» Record extracts
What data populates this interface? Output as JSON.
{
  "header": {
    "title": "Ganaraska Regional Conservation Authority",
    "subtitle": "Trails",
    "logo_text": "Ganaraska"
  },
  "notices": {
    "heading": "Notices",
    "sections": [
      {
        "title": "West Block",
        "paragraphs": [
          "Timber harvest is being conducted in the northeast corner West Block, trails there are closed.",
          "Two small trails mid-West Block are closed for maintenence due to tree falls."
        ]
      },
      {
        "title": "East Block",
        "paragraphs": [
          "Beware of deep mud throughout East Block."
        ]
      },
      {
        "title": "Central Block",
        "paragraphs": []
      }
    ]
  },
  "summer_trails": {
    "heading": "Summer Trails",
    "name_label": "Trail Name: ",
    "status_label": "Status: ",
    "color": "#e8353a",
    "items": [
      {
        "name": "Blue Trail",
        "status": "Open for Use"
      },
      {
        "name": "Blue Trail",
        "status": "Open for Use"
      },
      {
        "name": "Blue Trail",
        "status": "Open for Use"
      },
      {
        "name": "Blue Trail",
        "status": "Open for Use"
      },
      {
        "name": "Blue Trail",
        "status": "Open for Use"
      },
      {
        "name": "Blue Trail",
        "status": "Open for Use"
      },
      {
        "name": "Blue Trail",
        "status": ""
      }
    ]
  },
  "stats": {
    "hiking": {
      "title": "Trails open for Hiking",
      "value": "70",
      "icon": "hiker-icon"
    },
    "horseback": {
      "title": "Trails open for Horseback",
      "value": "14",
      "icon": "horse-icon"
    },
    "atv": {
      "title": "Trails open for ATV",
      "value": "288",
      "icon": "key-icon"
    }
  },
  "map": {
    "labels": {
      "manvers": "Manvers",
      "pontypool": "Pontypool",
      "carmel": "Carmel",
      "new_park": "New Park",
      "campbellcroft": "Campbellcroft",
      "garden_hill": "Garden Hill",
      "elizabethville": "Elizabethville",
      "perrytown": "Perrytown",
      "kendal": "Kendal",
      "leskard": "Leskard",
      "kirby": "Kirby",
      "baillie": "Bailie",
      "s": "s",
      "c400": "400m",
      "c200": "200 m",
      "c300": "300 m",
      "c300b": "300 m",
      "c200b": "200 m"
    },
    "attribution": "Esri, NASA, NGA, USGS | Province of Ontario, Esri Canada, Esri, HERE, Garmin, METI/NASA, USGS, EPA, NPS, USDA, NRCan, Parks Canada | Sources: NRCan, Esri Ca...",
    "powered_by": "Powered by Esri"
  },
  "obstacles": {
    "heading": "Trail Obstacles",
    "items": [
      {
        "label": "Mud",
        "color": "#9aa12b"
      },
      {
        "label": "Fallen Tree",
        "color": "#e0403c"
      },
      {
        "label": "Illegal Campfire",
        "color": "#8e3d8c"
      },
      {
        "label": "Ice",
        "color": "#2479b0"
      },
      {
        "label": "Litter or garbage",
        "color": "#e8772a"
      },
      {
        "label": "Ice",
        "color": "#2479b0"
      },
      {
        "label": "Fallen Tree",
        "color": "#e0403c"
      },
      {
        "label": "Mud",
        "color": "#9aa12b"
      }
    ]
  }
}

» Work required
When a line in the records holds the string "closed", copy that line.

» Response
          "Timber harvest is being conducted in the northeast corner West Block, trails there are closed.",
          "Two small trails mid-West Block are closed for maintenence due to tree falls."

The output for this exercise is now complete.